  • 356-T6 aluminum alloy block
  • Bore x Stroke: 4.03 inches x 3.96 inches (102.4 x 100.6)
  • Two push rod-actuated overhead valves per cylinder
  • Roller-type hydraulic lifters
  • Sequential fuel injection
  • Compression Ratio: 9.6:1
  • 6000 rpm
  •  Unleaded gasoline, 93 octane (R+M/2)
  • Dry sump oil system holding 8 quarts
  • Cooled by twin aluminum radiators mounted atop engine the intake manifolds, force-fed from front-mounted, belt-driven turbine fan. The cooling system holds 11 quarts of antifreeze.
  • Exhaust is handled through  tubular stainless steel headers with dual collectors

Length: 102” • Width: 27.7” • Height: 36.9”
Wheelbase: 76”
Seat Height: 29”
Weight: 1,500 lb • Weight Dist: 49F/51R
Fuel: 3.25 gal


Manual, foot-shifted, aluminum-cased two-speed, sequential racing-style with dog ring, straight-cut gears
Gear Ratios: 1st 18:38; 2nd 23:25
Clutch: Double-disc, dry-plate with organic friction materials, hand lever actuated with assist
Final drive: Dual 110-link motorcycle-style chains

Front suspension

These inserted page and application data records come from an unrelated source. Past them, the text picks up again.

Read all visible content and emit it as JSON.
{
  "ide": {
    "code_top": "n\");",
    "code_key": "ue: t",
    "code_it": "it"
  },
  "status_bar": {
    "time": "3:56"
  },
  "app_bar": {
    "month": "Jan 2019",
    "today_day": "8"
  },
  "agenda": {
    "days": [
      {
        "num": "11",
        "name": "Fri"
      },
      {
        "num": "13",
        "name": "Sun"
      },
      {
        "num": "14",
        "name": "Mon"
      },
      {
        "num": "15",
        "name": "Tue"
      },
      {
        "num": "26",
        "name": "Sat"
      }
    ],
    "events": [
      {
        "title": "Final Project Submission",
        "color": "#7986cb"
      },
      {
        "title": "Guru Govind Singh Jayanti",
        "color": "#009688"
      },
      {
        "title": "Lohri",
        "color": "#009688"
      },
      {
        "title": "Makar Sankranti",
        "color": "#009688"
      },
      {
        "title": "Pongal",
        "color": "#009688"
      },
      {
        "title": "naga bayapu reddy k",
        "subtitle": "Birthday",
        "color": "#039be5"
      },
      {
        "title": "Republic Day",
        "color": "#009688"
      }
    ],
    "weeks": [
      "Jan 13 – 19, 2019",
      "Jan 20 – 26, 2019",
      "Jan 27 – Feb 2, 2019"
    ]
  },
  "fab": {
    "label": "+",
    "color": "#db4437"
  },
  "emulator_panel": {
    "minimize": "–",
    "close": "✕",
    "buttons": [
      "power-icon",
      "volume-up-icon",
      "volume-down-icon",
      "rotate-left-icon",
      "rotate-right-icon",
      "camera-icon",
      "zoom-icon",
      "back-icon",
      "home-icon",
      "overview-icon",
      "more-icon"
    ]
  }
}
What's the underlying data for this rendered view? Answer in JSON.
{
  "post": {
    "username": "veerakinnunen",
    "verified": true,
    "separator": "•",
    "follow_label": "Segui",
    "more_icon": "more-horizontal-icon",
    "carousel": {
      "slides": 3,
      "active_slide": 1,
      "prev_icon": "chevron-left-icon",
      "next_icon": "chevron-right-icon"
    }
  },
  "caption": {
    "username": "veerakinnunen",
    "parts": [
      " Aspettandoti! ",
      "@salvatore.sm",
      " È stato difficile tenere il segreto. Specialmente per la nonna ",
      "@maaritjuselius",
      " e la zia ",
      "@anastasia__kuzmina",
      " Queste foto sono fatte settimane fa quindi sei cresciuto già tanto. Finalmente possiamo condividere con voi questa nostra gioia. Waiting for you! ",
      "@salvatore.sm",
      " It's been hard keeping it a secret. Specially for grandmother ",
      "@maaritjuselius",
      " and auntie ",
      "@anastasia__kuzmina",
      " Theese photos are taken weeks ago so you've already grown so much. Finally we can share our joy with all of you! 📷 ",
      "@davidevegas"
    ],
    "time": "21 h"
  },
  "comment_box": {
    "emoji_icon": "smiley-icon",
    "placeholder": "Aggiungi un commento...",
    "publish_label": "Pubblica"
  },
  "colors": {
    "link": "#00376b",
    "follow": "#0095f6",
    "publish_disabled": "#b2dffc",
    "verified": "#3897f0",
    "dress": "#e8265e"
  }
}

Outboard, single-sided parallel upper and lower control arms made from polished billet aluminum. Mounted via ball joint to aluminum steering uprights and hubs. Five degrees caster. Single, adjustable centrally located coil-over damper (2.25-inch coil with adjustable spring perch); pull rod and rocker-actuated mono linkage. Center-lock racing-style hubs.
Rear suspension: Hand-fabricated box-section steel inboard swing arms, incorporating hydral-link lockable recirculating hydraulic circuit parking stand. Single adjustable Koni coil-over damper (2.25-inch coil with adjustable spring perch); push rod and rocker-actuated mono linkage. Center-lock racing-style hubs

Front brakes

20-inch perimeter-mounted machined stainless steel rotors. Two four-piston fixed aluminum calipers per wheel. Hand-activated.

Rear brakes

20-inch, perimeter-mounted cast-iron rotors. Four-piston fixed aluminum caliper on each wheel. Foot-activated.

Tires and wheels

Billet aluminum discs, asymmetrical, twin 20×4 front, twin 20×5 rear, with custom made Dunlop symmetrical tires (P120/60R20 front, P150/50R20 rear).

You may also like...